START Dataset

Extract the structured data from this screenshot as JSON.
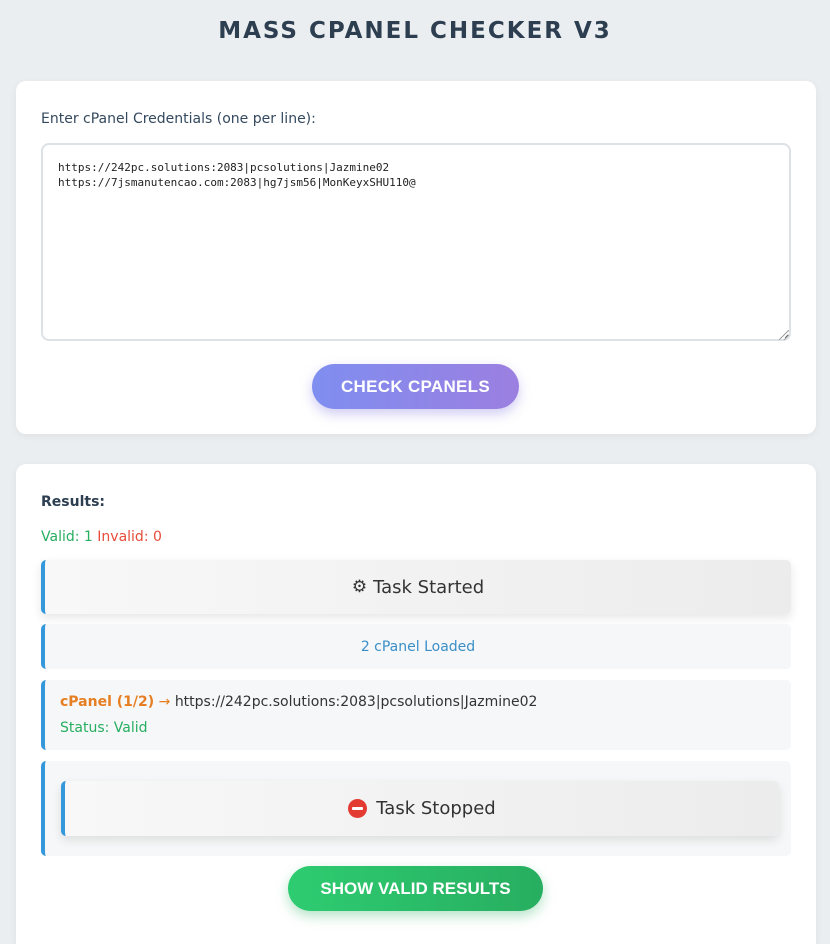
{
  "page": {
    "title": "MASS CPANEL CHECKER V3"
  },
  "input": {
    "label": "Enter cPanel Credentials (one per line):",
    "value": "https://242pc.solutions:2083|pcsolutions|Jazmine02\nhttps://7jsmanutencao.com:2083|hg7jsm56|MonKeyxSHU110@",
    "check_button": "CHECK CPANELS"
  },
  "results": {
    "label": "Results:",
    "valid_label": "Valid:",
    "valid_count": "1",
    "invalid_label": "Invalid:",
    "invalid_count": "0",
    "task_started": "Task Started",
    "loaded": "2 cPanel Loaded",
    "entry": {
      "tag": "cPanel (1/2)",
      "arrow": "→",
      "value": "https://242pc.solutions:2083|pcsolutions|Jazmine02",
      "status": "Status: Valid"
    },
    "task_stopped": "Task Stopped",
    "show_valid_button": "SHOW VALID RESULTS"
  },
  "icons": {
    "started": "gear-icon",
    "stopped": "no-entry-icon"
  },
  "colors": {
    "valid": "#27ae60",
    "invalid": "#e74c3c",
    "accent_border": "#3498db",
    "entry_tag": "#e67e22",
    "loaded_text": "#3a8fc9"
  }
}
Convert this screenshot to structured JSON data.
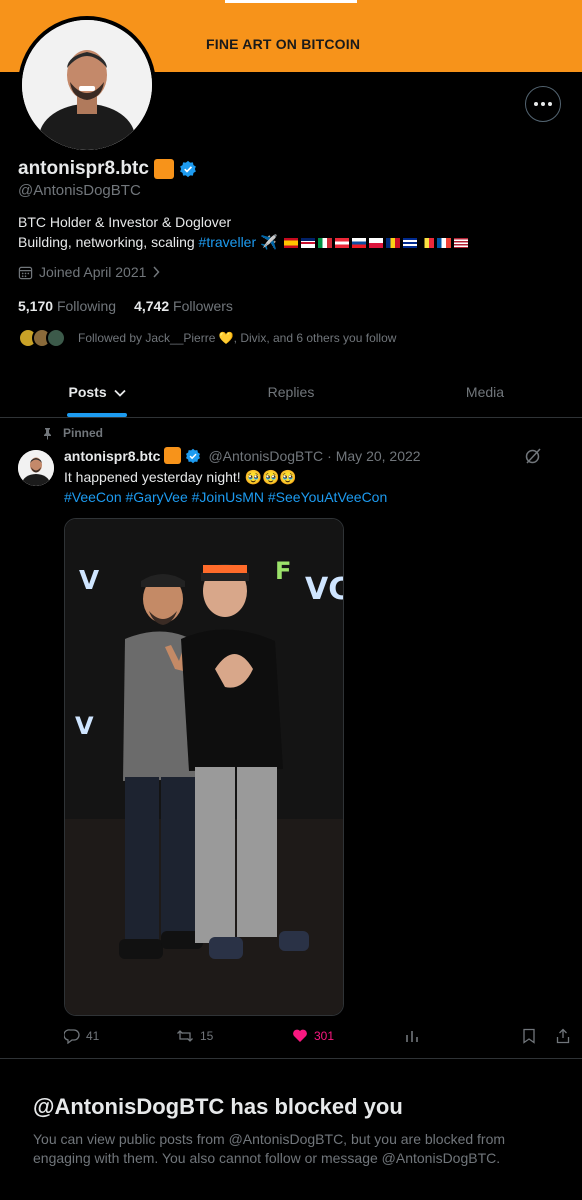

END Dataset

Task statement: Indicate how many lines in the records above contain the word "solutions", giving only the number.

Written response: 2